By Marie Cocco
Tempting though it may be to lump them together, Baghdad is not Saigon, and Cindy Sheehan is not Jane Fonda.
WASHINGTON—Iraq is not Vietnam.
This may disappoint those repulsed by George W. Bush’s Nixonian penchant for deception and his ruthless political cynicism. But it does not alter the essential fact. The catastrophic American invasion of Iraq and the catastrophic American entanglement in Southeast Asia have never been one and the same.
I cannot predict whether the new Republican battle cry—that somehow a foiled terrorist plot to blow up airliners means American voters should endorse the Iraq misadventure and punish Democrats who seek an orderly end to it—will work in the November congressional elections. Politically speaking, it suffices that Republicans in their hearts believe it will work. Otherwise, the coordinated screeching of the theme would not now be heard.
The political lesson the Republican Party took from Vietnam was that the charge of “cut and run’’ could be unerringly effective, even if the president who did the cutting and running from Saigon was, in fact, Republican Richard Nixon.

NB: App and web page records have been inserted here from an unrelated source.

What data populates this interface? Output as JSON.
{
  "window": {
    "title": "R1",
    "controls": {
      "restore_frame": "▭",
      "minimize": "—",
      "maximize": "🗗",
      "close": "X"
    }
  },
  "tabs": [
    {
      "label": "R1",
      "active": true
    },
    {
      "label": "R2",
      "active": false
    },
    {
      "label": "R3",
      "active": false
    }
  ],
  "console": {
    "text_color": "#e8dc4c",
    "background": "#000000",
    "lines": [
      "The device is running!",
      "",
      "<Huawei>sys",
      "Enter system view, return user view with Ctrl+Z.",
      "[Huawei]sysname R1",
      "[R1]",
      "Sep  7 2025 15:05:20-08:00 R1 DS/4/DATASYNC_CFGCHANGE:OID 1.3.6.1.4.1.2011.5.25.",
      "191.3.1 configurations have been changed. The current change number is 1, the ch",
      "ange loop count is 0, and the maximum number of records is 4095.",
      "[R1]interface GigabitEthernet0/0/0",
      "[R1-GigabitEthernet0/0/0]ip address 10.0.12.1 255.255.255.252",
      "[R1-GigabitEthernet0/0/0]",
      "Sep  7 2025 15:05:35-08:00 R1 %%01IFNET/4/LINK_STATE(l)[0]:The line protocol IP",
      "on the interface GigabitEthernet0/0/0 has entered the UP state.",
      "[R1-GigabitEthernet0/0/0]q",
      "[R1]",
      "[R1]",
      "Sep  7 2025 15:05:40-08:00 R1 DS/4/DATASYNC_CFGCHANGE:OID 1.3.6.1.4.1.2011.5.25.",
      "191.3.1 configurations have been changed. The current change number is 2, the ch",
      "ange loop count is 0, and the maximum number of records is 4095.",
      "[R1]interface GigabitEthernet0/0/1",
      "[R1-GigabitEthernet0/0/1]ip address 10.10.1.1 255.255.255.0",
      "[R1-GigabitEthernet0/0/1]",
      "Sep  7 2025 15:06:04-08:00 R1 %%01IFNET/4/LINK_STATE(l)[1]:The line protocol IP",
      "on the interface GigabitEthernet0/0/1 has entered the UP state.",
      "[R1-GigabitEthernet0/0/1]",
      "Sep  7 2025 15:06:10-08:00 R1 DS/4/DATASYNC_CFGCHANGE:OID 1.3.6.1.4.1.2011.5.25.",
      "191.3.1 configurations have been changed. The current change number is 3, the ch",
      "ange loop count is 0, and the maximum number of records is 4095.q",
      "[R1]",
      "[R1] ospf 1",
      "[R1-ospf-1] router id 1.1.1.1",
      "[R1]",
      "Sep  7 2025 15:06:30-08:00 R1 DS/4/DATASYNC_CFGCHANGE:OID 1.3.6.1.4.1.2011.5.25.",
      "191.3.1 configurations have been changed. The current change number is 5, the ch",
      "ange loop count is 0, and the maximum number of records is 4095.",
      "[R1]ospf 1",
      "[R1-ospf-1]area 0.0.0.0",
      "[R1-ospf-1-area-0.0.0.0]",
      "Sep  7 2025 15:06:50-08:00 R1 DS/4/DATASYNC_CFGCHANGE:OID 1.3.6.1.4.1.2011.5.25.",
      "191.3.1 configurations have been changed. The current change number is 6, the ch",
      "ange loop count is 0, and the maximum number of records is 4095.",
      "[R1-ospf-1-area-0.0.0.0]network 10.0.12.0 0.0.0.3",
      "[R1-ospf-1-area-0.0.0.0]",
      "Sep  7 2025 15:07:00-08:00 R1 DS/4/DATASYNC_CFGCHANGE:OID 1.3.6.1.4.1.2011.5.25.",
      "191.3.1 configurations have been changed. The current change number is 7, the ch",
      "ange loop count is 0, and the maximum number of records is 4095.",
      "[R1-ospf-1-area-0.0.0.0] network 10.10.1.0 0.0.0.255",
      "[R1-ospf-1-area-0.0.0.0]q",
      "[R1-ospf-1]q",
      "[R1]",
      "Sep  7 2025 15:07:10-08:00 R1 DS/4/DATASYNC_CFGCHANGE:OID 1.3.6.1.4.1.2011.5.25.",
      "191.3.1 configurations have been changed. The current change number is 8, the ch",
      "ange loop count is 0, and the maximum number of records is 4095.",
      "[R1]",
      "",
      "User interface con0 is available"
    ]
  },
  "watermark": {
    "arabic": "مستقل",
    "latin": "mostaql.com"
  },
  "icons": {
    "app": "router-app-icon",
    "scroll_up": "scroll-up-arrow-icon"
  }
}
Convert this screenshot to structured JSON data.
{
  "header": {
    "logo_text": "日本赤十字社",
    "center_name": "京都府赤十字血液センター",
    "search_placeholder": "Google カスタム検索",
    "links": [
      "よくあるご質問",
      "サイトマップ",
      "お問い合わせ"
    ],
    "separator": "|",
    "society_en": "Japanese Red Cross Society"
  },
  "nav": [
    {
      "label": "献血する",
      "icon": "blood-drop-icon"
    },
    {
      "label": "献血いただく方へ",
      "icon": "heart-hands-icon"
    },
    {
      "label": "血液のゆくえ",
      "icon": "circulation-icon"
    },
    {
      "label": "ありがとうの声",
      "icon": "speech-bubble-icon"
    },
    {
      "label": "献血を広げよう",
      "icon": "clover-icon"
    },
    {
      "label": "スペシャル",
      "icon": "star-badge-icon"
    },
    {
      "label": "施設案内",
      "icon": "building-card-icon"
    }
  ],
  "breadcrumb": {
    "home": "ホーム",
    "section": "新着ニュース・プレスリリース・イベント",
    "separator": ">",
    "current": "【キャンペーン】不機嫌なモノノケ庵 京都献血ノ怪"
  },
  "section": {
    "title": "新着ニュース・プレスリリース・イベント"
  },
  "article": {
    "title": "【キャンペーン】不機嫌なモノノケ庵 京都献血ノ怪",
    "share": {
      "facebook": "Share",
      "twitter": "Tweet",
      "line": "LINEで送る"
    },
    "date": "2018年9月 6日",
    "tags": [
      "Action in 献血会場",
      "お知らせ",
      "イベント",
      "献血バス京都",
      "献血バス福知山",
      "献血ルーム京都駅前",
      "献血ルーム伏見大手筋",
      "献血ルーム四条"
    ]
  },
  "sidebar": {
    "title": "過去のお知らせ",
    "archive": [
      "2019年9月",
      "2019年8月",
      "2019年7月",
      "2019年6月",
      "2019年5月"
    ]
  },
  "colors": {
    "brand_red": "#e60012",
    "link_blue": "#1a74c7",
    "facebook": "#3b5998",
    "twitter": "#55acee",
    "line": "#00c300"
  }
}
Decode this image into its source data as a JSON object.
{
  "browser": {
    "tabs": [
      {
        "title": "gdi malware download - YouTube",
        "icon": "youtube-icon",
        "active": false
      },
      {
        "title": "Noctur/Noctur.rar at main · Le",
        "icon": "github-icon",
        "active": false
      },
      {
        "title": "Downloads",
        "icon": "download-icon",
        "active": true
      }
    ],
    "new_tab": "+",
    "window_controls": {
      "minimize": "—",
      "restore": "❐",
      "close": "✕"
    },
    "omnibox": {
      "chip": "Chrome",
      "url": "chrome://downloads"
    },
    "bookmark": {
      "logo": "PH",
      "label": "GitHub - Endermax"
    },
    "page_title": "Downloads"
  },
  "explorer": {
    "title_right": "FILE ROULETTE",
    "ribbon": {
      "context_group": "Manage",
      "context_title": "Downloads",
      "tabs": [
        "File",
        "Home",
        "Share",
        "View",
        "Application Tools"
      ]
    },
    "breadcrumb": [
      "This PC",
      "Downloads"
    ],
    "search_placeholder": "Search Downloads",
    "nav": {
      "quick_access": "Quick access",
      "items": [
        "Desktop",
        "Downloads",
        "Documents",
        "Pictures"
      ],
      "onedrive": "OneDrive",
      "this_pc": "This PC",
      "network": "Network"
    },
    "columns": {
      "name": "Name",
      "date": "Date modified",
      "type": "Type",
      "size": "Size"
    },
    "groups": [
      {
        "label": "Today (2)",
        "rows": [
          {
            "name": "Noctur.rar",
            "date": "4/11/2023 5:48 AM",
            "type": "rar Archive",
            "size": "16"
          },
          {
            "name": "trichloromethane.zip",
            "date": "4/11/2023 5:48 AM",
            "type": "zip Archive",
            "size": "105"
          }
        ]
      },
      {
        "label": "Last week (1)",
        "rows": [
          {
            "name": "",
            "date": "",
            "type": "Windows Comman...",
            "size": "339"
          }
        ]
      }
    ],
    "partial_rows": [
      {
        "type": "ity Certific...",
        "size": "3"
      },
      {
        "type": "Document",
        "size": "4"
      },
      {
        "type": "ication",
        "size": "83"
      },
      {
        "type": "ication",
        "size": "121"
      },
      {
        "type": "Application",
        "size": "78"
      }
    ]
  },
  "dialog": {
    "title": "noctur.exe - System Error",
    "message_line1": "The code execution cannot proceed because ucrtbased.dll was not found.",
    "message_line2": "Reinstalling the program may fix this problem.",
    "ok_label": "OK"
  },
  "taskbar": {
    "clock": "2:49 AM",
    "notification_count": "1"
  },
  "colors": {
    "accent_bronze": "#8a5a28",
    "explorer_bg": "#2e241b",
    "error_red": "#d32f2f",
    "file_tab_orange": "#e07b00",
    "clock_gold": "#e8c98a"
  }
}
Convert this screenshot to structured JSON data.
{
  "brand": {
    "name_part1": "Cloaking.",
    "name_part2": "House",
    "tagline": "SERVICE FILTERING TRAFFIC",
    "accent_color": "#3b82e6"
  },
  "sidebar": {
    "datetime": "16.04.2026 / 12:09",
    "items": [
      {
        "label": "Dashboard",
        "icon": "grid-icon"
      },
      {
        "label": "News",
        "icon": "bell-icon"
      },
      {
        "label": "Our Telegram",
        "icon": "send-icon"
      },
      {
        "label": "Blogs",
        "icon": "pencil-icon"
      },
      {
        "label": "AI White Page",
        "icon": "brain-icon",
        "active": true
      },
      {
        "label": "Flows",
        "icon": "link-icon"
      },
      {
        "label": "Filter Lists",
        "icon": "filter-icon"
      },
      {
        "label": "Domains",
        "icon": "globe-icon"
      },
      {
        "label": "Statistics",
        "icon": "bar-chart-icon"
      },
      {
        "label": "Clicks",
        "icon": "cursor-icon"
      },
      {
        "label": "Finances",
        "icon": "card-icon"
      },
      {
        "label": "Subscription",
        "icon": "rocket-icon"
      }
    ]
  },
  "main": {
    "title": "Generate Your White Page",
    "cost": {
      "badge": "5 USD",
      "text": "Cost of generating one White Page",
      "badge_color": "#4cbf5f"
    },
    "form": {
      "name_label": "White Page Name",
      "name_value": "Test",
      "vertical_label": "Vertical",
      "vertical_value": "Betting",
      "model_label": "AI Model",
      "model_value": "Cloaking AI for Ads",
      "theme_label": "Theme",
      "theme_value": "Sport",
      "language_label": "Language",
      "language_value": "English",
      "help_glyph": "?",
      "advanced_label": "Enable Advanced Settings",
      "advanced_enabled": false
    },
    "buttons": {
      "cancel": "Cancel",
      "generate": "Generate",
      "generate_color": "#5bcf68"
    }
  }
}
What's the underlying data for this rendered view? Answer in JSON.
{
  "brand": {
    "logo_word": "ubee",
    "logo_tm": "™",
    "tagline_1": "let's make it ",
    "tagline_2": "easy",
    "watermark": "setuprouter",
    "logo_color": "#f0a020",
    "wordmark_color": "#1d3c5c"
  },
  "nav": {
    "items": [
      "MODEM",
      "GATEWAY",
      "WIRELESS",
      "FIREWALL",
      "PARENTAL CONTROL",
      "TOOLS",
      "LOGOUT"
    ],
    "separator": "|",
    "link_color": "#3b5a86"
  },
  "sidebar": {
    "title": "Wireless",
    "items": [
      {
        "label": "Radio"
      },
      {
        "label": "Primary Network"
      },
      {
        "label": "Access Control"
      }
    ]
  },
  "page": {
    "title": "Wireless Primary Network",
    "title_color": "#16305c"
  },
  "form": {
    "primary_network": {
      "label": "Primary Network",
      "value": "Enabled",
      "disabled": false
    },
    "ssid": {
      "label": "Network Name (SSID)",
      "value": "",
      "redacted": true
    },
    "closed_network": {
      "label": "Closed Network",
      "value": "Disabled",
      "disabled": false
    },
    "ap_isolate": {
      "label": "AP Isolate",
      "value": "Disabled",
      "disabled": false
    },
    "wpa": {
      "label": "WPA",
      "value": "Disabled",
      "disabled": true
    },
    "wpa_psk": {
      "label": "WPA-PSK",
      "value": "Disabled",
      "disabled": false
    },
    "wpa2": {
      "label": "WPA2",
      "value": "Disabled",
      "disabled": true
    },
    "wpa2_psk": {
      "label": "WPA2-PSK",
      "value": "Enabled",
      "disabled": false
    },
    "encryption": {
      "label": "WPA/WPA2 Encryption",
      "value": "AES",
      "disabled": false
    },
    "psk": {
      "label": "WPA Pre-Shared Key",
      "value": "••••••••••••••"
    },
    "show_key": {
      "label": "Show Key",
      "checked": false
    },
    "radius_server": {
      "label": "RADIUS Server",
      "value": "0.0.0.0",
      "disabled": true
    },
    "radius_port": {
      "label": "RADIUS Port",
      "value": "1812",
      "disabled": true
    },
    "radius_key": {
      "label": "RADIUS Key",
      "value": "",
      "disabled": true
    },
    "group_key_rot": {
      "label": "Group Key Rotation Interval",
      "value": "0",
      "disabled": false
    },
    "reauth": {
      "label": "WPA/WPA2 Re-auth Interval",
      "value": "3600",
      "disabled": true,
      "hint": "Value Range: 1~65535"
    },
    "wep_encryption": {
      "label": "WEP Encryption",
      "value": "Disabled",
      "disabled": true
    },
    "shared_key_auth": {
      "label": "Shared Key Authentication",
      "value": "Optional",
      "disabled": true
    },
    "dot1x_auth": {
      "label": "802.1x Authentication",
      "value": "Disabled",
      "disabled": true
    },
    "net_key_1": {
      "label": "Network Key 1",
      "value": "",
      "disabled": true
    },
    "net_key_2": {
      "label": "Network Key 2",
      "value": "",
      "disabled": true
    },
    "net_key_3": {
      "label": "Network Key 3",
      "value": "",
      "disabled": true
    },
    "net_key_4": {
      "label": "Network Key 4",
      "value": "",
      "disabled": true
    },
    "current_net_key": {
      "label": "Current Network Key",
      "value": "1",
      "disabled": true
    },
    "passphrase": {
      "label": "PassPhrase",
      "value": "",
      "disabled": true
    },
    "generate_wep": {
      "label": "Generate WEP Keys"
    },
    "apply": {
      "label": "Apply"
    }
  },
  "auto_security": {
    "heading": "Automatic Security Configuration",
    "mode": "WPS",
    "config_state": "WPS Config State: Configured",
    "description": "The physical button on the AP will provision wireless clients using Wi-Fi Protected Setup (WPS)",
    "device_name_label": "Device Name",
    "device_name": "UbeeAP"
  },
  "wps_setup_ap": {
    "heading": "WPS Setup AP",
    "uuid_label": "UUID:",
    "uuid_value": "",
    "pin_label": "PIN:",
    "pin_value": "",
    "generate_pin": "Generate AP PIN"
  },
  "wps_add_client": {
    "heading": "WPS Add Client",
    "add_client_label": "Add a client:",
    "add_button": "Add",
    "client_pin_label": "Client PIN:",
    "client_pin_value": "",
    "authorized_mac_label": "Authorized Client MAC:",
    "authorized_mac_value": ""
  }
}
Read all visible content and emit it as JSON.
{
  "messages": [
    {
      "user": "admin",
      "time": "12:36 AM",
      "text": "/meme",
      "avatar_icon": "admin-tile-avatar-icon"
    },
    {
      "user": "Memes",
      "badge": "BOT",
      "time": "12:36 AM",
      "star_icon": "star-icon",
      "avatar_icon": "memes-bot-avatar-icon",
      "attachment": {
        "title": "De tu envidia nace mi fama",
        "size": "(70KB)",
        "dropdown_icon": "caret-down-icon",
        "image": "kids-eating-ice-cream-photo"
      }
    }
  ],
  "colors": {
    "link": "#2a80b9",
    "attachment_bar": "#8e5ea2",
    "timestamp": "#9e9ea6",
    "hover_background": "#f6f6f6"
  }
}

But here is where the essential differences between the two wars complicate the counterfeit argument: The political origins of the conflicts were fundamentally different, as was the opposition that grew up around them.
American involvement in Vietnam was not the result of some newfangled doctrine cooked up by a small but influential group of partisan insiders. It was, at the start, a logical extension of the policy of containment—that the United States would deter what it saw as the global march of Soviet-style communism anywhere in the world. The notion of containment was bipartisan, had broad support among the public and was unquestioned for decades after World War II.
Containment was pursued through the Vietnam era by Democrat Harry Truman, Republican Dwight Eisenhower and Democrat John F. Kennedy, then by Democrat Lyndon B. Johnson and Republican Nixon. Bush can claim no such history of consensus or bipartisanship on Iraq.
The consensus about Iraq, when the administration was first hatching the idea of an invasion to topple Saddam Hussein, was that United Nations sanctions had worked to prevent the Iraqi dictator from enhancing his military capability. Secretary of State Colin Powell said so, publicly and repeatedly, through much of 2001. So did then-National Security Advisor Condoleezza Rice. Most famously, so did Vice President Dick Cheney: “Saddam Hussein’s bottled up,’’ he declared during a Sept. 16, 2001, interview on “Meet the Press.’‘
Containment was the world’s policy toward Iraq. Bush disrupted it with his new doctrine of preemptive war. The new policy shattered a long-standing, bipartisan consensus in Washington on the use of American military force. The soft-on-terrorism smear that Bush then used in 2002 against any Democrat who disagreed, however minutely, with any aspect of the Bush war policies deepened the divide.
It is, though, not nearly as ugly as the national trauma over Vietnam. Why? No hippies.
Can anyone disentangle the political turmoil churned up by Vietnam from the other cultural upheavals of the era? The provocative newsreel that was the 1960s and ‘70s featured unending film footage of civil rights protests and the violence that often accompanied them; of young women discarding sorority pearls and demure sweaters for love beads and T-shirts; of young men who grew their hair as long as young women—and burned their draft cards to boot.
The shattering of racial and sexual taboos and the barriers that fell, one quickly after another, gave Americans the impression of a society upended, as indeed it was. When Nixon appealed to a “great silent majority’” in 1969, a majority of Americans already had turned against the Vietnam War—about half were calling it morally indefensible; nearly two-thirds told pollsters it was a mistake. So it is impossible to imagine a “silent majority” of Nixon supporters who somehow focused on Vietnam but not on street riots, rebellious blacks and the sense of a society in chaos.
Today the faces of the movement against the Iraq war do not resemble Jane Fonda or Stokely Carmichael. They are the innocuous images of Connecticut’s Ned Lamont, the preppy-looking businessman who defeated Sen. Joe Lieberman in the state’s Democratic primary, and Cindy Sheehan, a middle-aged mother whose son was killed in Iraq. Republicans try, nonetheless, to demonize them. The task is difficult when those supposedly belonging to a dangerous fringe look as bland as a neighbor you might bump into at the grocery store.
It is harder, still, when the protest movement isn’t unfolding in the public glare of television cameras but in the privacy of the voting booth.
Marie Cocco’s e-mail address is mariecocco(at symbol)washpost.com.
Jane Fonda, left, during a Vietnam-era antiwar rally, and Cindy Sheehan speaking during a rally against the Iraq war.